Is the Tribunal getting touchy?

FOI Man suggests that a new decision from the Information Tribunal seems to reflect an awareness of wider developments in FOI.

Despite all the conflicting messages coming out of the evidence to the Justice Select Committee’s post-legislative scrutiny of FOI, there was one issue that appeared to attract a relative degree of consensus. The MoJ, the Information Commissioner, public authorities, and some bloke called Paul Gibbons, all agreed that the provision for dealing with vexatious requests at section 14 of the Act needed attention. And it seems like the members of the Information Tribunal First-Tier (or at least some of them) have been following events at the post-legislative scrutiny closely.

The problem with section 14 (or more specifically section 14(1)), is that “vexatious” isn’t defined in the Act. Generally the Commissioner and Tribunals in the past have said that it should be understood to have its normal English meaning. But in practice, at different times, they appear to have had different understandings of what that is. Which is helpful, clearly.

We know that some individuals use the Act to make requests that have no serious purpose. Whether it be requests for zombie invasion plans or for expenditure on red pens, they don’t do FOI any favours – especially when the Act itself is under review.

And it seems that the Information Tribunal First-Tier (or at least those members who considered this case) takes this view. In a decision published last week, they ruled that the Independent Police Complaints Commission did not have to provide information requested by an individual and upheld the authority’s use of section 14(1). In doing so, they over-ruled the Commissioner, and argued that his approach to section 14(1) was too restrictive. They were also unequivocally critical of the requester himself.

The decision itself is interesting, in that it will give some encouragement to FOI Officers who have often felt discouraged by the Commissioner’s decisions and guidance from using this provision even when it might reasonably be seen as justified (despite the fact that the Commissioner has regularly and publicly encouraged them to use it more). But what is most interesting to me is that the decision appears to make reference to developments in and around the post-legislative scrutiny, when it says at paragraph 19 that:

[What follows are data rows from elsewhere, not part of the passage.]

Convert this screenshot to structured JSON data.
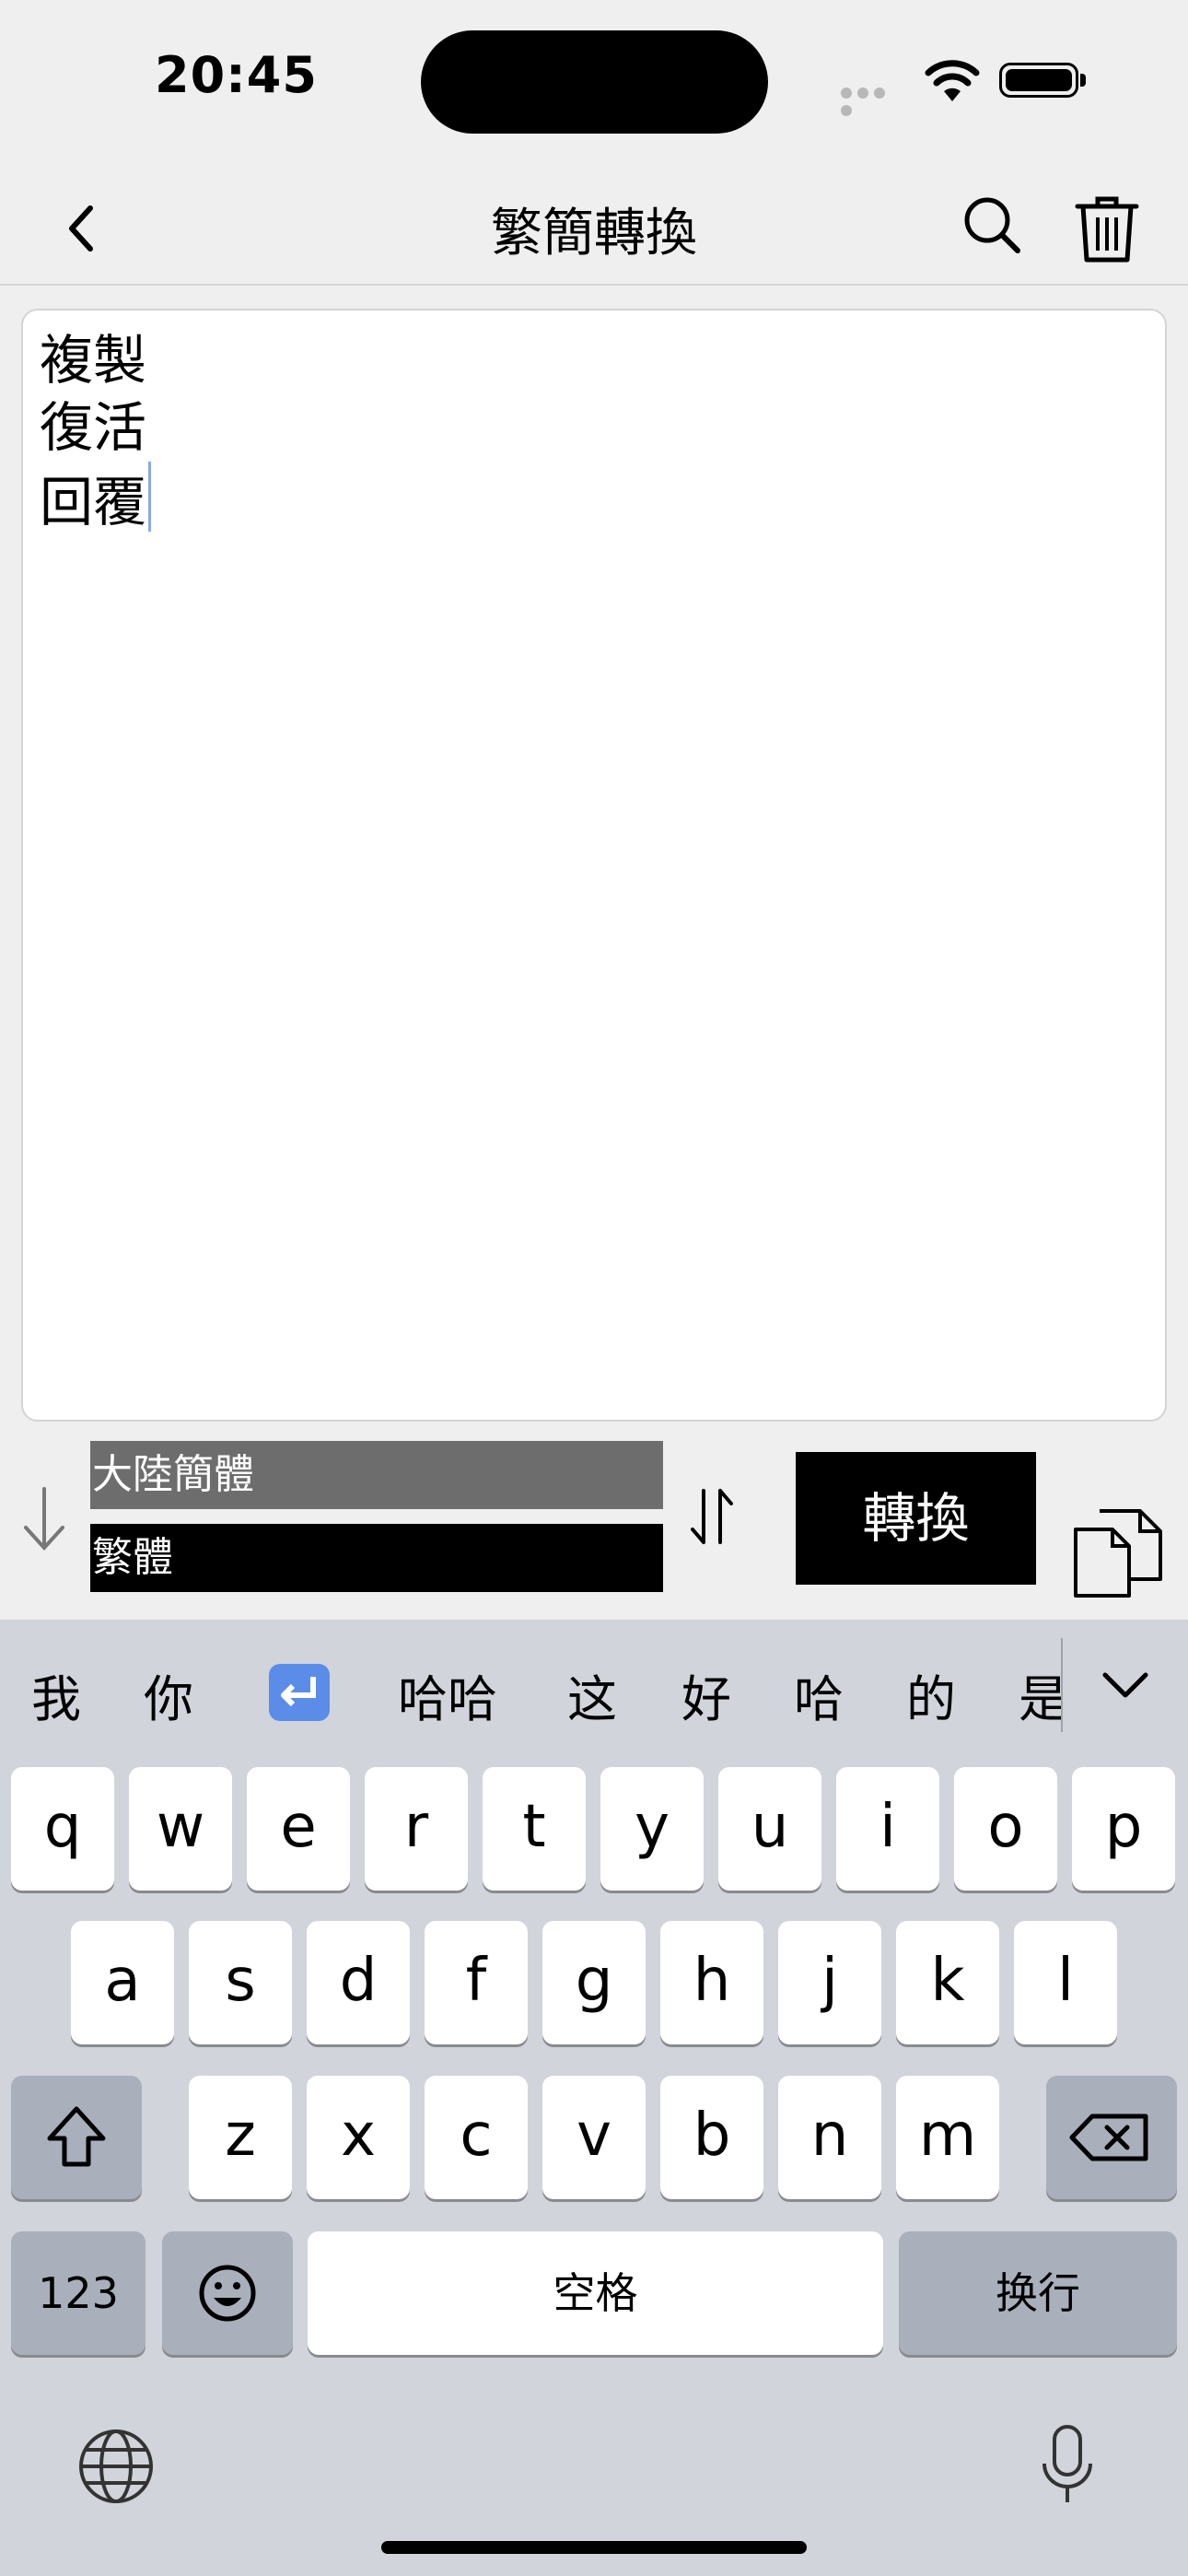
{
  "status": {
    "time": "20:45"
  },
  "nav": {
    "title": "繁簡轉換"
  },
  "editor": {
    "lines": [
      "複製",
      "復活",
      "回覆"
    ]
  },
  "controls": {
    "source_language": "大陸簡體",
    "target_language": "繁體",
    "convert_label": "轉換"
  },
  "keyboard": {
    "suggestions": [
      "我",
      "你",
      "哈哈",
      "这",
      "好",
      "哈",
      "的",
      "是"
    ],
    "row1": [
      "q",
      "w",
      "e",
      "r",
      "t",
      "y",
      "u",
      "i",
      "o",
      "p"
    ],
    "row2": [
      "a",
      "s",
      "d",
      "f",
      "g",
      "h",
      "j",
      "k",
      "l"
    ],
    "row3": [
      "z",
      "x",
      "c",
      "v",
      "b",
      "n",
      "m"
    ],
    "numbers_label": "123",
    "space_label": "空格",
    "return_label": "换行"
  }
}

“Abuse of the right to information under s.1 of FOIA is the most dangerous enemy of the continuing exercise of that right for legitimate purposes. It damages FOIA and the vital rights that it enacted in the public perception.”

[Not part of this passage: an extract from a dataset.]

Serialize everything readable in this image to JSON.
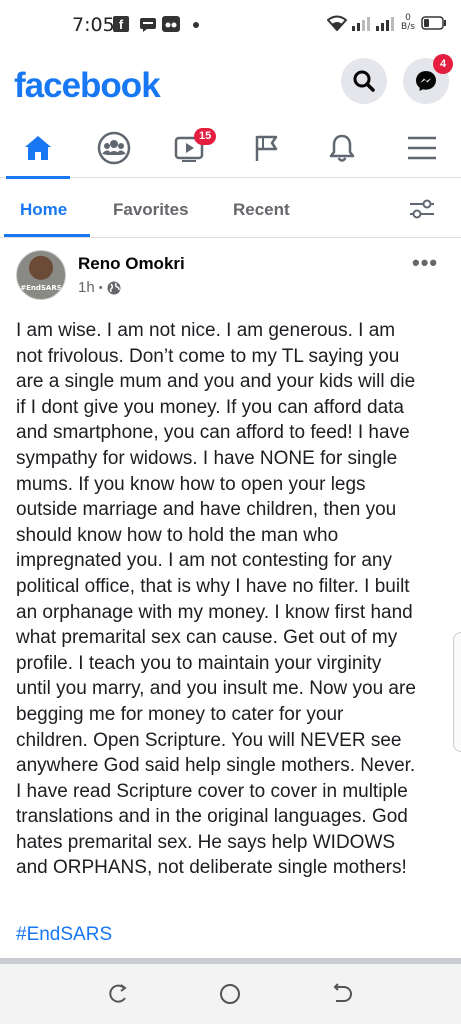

The Tribunal also looked at refusal on the grounds of cost in this case (even though it arguably didn’t have to, given that it upheld the use of s.14(1)). The decision supports a fairly broad interpretation of the regulation 5(2) provision in the FOI fees regulations allowing public authorities to aggregate costs of requests for “similar” information received within a 60 working day period.

Again, arguably this could be interpreted by some as an attempt by the Tribunal to demonstrate that they support a pragmatic approach by public authorities. Could it be that the Tribunal has been stung by recent criticism from those such as Lord O’Donnell giving evidence at the Justice Committee’s hearings?

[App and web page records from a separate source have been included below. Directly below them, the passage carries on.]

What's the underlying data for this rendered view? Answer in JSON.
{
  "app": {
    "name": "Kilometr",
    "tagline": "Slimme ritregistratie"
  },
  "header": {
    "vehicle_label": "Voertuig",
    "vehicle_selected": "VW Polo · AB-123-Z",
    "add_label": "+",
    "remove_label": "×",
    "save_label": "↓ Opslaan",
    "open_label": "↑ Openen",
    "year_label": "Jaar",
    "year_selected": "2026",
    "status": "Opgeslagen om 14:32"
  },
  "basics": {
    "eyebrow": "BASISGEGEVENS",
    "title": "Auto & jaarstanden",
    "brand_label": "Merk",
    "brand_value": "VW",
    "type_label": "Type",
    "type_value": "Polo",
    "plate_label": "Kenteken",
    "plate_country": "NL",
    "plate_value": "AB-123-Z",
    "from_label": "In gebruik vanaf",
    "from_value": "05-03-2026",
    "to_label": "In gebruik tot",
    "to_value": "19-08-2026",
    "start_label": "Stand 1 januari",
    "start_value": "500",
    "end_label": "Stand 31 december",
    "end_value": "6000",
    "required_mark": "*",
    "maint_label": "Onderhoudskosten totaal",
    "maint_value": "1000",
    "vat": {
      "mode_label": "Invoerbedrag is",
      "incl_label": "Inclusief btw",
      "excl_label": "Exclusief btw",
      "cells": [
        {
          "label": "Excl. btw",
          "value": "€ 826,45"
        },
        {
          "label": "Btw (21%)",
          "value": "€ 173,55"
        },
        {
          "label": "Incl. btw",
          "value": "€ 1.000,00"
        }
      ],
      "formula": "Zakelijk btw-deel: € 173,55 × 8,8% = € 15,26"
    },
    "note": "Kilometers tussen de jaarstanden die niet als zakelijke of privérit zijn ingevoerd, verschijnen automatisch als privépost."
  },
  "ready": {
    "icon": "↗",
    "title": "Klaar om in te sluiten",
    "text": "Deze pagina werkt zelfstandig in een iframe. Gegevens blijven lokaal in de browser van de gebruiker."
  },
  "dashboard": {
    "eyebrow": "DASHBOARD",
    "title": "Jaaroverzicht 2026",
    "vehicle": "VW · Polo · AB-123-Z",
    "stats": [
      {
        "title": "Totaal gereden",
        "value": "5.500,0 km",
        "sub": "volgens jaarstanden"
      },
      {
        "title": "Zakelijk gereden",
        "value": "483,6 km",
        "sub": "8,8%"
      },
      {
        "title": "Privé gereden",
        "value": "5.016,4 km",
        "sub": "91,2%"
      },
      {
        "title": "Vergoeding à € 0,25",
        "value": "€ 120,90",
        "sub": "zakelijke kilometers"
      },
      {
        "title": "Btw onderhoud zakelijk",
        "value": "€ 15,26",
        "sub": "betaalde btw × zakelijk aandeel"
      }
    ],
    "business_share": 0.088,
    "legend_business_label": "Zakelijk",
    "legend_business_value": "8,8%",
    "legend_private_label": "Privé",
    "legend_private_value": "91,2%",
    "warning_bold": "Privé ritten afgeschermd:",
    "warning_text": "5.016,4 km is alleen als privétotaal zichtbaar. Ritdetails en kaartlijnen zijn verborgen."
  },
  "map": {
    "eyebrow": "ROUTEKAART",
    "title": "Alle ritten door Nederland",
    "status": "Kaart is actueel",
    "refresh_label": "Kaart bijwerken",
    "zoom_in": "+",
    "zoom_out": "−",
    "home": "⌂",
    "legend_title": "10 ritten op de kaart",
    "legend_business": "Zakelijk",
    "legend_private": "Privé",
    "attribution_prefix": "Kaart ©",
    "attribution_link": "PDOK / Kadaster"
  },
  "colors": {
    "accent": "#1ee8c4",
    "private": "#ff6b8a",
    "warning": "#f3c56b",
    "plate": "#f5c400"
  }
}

4 comments

  1. Phil Bradshaw says:

    Unfortunately a tougher line by ICO / Tribunal will not assist that much when there is no sanction. In my experience, except for the most trivial requesters who were just ‘having a bit of fun’, the normal response of anyone who makes a request which is branded as vexatious is (a) to require an internal review and (b) complain to ICO if upheld and then (in admittedly a smaller proportion) (c)appeal to Tribunal if upheld by ICO. So in many cases one knows that using s14 successfully will cost far more than just gritting the teeth and responding.

    So yes – agreed it needs attention, but the way out is far from clear.

  2. PD says:

    Not saying I disagree with Phil’s point, and it is a very important one to make, but my own experience of applying the s14(1) exemption has been more constructive. I’ve used it about 6 times in total, and only once was an internal review requested. This review upheld the original decision and the requester did not appeal to the ICO. I rather suspect that this might be the exception rather than the rule though, and Phil is quite right that there is little to lose for the vexatious requester as it stands.

  3. TheFoiDude says:

    A well overdue decision.

    I have yet to find a public authority that actually welcomes FOI. Sure they may *say* they do, that they welcome it but in my experience that is all window dressing. Public authorities don’t like scrutiny, never have and never will – unless it serves their purposes.

    So why is this relevant?

    Well, the use of FOI by businesses, students, and complainants that have exhausted the complaints process all found delight in the discovery of FOI. Free work. Free. No fee, all freeeeee.

    I once recall doing a talk at a city law firm on updates to DP and FOI – in 2006. FOI was in its relative infancy and the delegates (mostly solicitors) were shocked at the seeming scope for ‘abuse’. I painted the analogy of each request being akin to a christmas present worth £450, being given away for ‘frivolous’ requests and vexatious requesters. Yes, yes I know that s14 states the request, but lets be honest… its about an individual or a group. It always boils down to the person making the request.

    What is clear is that some people will seek ‘victory’ by merely having poor council staff do work by answering requests. For them the success is making others suffer – I truly believe that some requesters so this. Yes a minority but in terms of workload and stress it is hugely significant.

    All this was possible, enshrined in the legislation, and the ICO’s guidance – whilst very welcome – was perhaps not inviting enough for public authorities to use without some element of fear. I commend ICO for their sensible and independent support for public authorities.

    So back on topic, this case clearly shows some appreciation for the cause of the public authority. A great move in the right direction and within touching distance of allowing an individual to be termed vexatious.

    Now if the MoJ, FTT or UTT can get rid of those blasted students and companies abusing FOI 😉

    Happy days

  4. Lacuna says:

    Actual FOI request recently received from an individual whose job title is ‘Sales Director’:

    “Under the freedom of information act is it possible provide me with the email, postal addresses and telephone contact details of the practice managers within [PCT AREA].

    This information will not be published or sold but would be used for occasional contact regarding services that would be of interest to the practice managers.”

    How does this not translate as “Please spend taxpayers money on doing my research for me so I don’t have to pay someone in my company to go and retrieve this data from http://www.nhs.uk even though it’s readily available there.”

    The above would only take seconds to answer – but that’s not the point, many equally transparently-for-the-purpose-of-spamming-already-insanely-busy-staff with yet more e-mail saying “BUY MY STUFF” requests are much more time-consuming.

    I personally do not want to see FOI weakened. But e-mails like these – and oh, don’t we get lots of them – are annoying, and a large part of the reason that so many people DO want more restrictions.